Stored data
··········
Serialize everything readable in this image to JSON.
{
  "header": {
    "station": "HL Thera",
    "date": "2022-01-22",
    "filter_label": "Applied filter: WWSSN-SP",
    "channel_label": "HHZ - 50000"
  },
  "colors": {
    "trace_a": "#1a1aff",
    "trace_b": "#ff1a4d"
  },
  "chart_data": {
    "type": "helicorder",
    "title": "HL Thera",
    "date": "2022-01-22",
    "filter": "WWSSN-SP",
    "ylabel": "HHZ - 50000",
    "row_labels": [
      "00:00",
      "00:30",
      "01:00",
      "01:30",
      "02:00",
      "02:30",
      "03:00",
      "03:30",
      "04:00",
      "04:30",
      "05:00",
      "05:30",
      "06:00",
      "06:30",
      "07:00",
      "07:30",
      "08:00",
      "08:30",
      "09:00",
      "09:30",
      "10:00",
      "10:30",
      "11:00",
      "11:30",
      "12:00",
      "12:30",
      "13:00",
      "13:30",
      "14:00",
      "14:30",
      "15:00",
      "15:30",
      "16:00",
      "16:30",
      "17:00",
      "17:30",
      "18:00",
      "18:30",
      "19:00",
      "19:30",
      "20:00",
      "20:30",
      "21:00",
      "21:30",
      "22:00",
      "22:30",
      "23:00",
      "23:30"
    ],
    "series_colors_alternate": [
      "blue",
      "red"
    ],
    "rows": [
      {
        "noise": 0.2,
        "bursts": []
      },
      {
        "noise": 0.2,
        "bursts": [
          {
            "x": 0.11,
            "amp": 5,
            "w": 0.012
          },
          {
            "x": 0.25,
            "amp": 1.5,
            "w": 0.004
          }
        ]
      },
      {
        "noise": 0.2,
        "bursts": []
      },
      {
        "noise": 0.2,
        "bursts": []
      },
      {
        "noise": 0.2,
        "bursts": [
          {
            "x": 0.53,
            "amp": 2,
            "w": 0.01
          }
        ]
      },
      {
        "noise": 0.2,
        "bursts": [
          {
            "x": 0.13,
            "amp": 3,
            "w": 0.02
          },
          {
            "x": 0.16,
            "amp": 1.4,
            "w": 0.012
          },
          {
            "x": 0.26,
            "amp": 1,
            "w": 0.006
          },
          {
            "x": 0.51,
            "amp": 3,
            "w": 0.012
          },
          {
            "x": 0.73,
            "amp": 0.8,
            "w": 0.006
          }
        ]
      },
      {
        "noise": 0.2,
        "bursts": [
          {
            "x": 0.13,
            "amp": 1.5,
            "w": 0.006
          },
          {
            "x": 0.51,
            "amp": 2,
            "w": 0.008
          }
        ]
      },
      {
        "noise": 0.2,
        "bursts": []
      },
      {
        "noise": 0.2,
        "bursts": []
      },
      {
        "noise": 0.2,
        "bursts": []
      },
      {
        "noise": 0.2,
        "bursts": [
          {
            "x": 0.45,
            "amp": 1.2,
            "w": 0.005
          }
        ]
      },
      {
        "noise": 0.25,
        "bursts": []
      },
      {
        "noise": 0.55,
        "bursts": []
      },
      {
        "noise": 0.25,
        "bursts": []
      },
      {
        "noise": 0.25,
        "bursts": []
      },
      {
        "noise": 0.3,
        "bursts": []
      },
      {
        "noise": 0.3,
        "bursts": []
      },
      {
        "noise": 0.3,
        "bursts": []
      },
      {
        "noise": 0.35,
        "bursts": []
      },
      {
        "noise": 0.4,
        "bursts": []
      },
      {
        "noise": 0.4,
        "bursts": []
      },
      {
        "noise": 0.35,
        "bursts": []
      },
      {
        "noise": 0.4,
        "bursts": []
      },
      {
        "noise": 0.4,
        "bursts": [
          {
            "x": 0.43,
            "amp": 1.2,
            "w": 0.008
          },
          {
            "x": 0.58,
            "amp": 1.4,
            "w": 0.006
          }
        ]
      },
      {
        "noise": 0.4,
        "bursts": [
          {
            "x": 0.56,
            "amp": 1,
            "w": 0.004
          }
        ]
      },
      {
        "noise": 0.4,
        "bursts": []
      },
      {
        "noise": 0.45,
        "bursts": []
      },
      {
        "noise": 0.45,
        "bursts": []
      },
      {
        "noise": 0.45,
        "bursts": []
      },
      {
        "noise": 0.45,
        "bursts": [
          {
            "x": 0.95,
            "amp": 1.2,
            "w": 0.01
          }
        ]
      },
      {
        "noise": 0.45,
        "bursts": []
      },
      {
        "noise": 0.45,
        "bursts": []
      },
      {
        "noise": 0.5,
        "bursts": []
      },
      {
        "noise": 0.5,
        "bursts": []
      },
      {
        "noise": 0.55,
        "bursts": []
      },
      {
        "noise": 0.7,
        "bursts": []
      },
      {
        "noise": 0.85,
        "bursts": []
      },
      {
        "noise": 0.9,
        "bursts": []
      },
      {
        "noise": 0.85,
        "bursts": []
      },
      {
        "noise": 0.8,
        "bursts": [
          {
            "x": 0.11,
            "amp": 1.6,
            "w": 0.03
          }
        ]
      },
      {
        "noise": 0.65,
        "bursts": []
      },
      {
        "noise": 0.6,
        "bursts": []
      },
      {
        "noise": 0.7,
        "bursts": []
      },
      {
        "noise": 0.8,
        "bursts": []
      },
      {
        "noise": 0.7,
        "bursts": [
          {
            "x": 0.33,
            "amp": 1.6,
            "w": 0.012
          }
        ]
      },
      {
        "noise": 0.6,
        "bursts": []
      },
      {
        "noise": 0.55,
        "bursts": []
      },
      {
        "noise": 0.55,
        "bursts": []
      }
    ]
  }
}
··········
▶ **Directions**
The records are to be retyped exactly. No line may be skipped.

▶ **Response for this exercise**
Serialize everything readable in this image to JSON.
{
  "header": {
    "station": "HL Thera",
    "date": "2022-01-22",
    "filter_label": "Applied filter: WWSSN-SP",
    "channel_label": "HHZ - 50000"
  },
  "colors": {
    "trace_a": "#1a1aff",
    "trace_b": "#ff1a4d"
  },
  "chart_data": {
    "type": "helicorder",
    "title": "HL Thera",
    "date": "2022-01-22",
    "filter": "WWSSN-SP",
    "ylabel": "HHZ - 50000",
    "row_labels": [
      "00:00",
      "00:30",
      "01:00",
      "01:30",
      "02:00",
      "02:30",
      "03:00",
      "03:30",
      "04:00",
      "04:30",
      "05:00",
      "05:30",
      "06:00",
      "06:30",
      "07:00",
      "07:30",
      "08:00",
      "08:30",
      "09:00",
      "09:30",
      "10:00",
      "10:30",
      "11:00",
      "11:30",
      "12:00",
      "12:30",
      "13:00",
      "13:30",
      "14:00",
      "14:30",
      "15:00",
      "15:30",
      "16:00",
      "16:30",
      "17:00",
      "17:30",
      "18:00",
      "18:30",
      "19:00",
      "19:30",
      "20:00",
      "20:30",
      "21:00",
      "21:30",
      "22:00",
      "22:30",
      "23:00",
      "23:30"
    ],
    "series_colors_alternate": [
      "blue",
      "red"
    ],
    "rows": [
      {
        "noise": 0.2,
        "bursts": []
      },
      {
        "noise": 0.2,
        "bursts": [
          {
            "x": 0.11,
            "amp": 5,
            "w": 0.012
          },
          {
            "x": 0.25,
            "amp": 1.5,
            "w": 0.004
          }
        ]
      },
      {
        "noise": 0.2,
        "bursts": []
      },
      {
        "noise": 0.2,
        "bursts": []
      },
      {
        "noise": 0.2,
        "bursts": [
          {
            "x": 0.53,
            "amp": 2,
            "w": 0.01
          }
        ]
      },
      {
        "noise": 0.2,
        "bursts": [
          {
            "x": 0.13,
            "amp": 3,
            "w": 0.02
          },
          {
            "x": 0.16,
            "amp": 1.4,
            "w": 0.012
          },
          {
            "x": 0.26,
            "amp": 1,
            "w": 0.006
          },
          {
            "x": 0.51,
            "amp": 3,
            "w": 0.012
          },
          {
            "x": 0.73,
            "amp": 0.8,
            "w": 0.006
          }
        ]
      },
      {
        "noise": 0.2,
        "bursts": [
          {
            "x": 0.13,
            "amp": 1.5,
            "w": 0.006
          },
          {
            "x": 0.51,
            "amp": 2,
            "w": 0.008
          }
        ]
      },
      {
        "noise": 0.2,
        "bursts": []
      },
      {
        "noise": 0.2,
        "bursts": []
      },
      {
        "noise": 0.2,
        "bursts": []
      },
      {
        "noise": 0.2,
        "bursts": [
          {
            "x": 0.45,
            "amp": 1.2,
            "w": 0.005
          }
        ]
      },
      {
        "noise": 0.25,
        "bursts": []
      },
      {
        "noise": 0.55,
        "bursts": []
      },
      {
        "noise": 0.25,
        "bursts": []
      },
      {
        "noise": 0.25,
        "bursts": []
      },
      {
        "noise": 0.3,
        "bursts": []
      },
      {
        "noise": 0.3,
        "bursts": []
      },
      {
        "noise": 0.3,
        "bursts": []
      },
      {
        "noise": 0.35,
        "bursts": []
      },
      {
        "noise": 0.4,
        "bursts": []
      },
      {
        "noise": 0.4,
        "bursts": []
      },
      {
        "noise": 0.35,
        "bursts": []
      },
      {
        "noise": 0.4,
        "bursts": []
      },
      {
        "noise": 0.4,
        "bursts": [
          {
            "x": 0.43,
            "amp": 1.2,
            "w": 0.008
          },
          {
            "x": 0.58,
            "amp": 1.4,
            "w": 0.006
          }
        ]
      },
      {
        "noise": 0.4,
        "bursts": [
          {
            "x": 0.56,
            "amp": 1,
            "w": 0.004
          }
        ]
      },
      {
        "noise": 0.4,
        "bursts": []
      },
      {
        "noise": 0.45,
        "bursts": []
      },
      {
        "noise": 0.45,
        "bursts": []
      },
      {
        "noise": 0.45,
        "bursts": []
      },
      {
        "noise": 0.45,
        "bursts": [
          {
            "x": 0.95,
            "amp": 1.2,
            "w": 0.01
          }
        ]
      },
      {
        "noise": 0.45,
        "bursts": []
      },
      {
        "noise": 0.45,
        "bursts": []
      },
      {
        "noise": 0.5,
        "bursts": []
      },
      {
        "noise": 0.5,
        "bursts": []
      },
      {
        "noise": 0.55,
        "bursts": []
      },
      {
        "noise": 0.7,
        "bursts": []
      },
      {
        "noise": 0.85,
        "bursts": []
      },
      {
        "noise": 0.9,
        "bursts": []
      },
      {
        "noise": 0.85,
        "bursts": []
      },
      {
        "noise": 0.8,
        "bursts": [
          {
            "x": 0.11,
            "amp": 1.6,
            "w": 0.03
          }
        ]
      },
      {
        "noise": 0.65,
        "bursts": []
      },
      {
        "noise": 0.6,
        "bursts": []
      },
      {
        "noise": 0.7,
        "bursts": []
      },
      {
        "noise": 0.8,
        "bursts": []
      },
      {
        "noise": 0.7,
        "bursts": [
          {
            "x": 0.33,
            "amp": 1.6,
            "w": 0.012
          }
        ]
      },
      {
        "noise": 0.6,
        "bursts": []
      },
      {
        "noise": 0.55,
        "bursts": []
      },
      {
        "noise": 0.55,
        "bursts": []
      }
    ]
  }
}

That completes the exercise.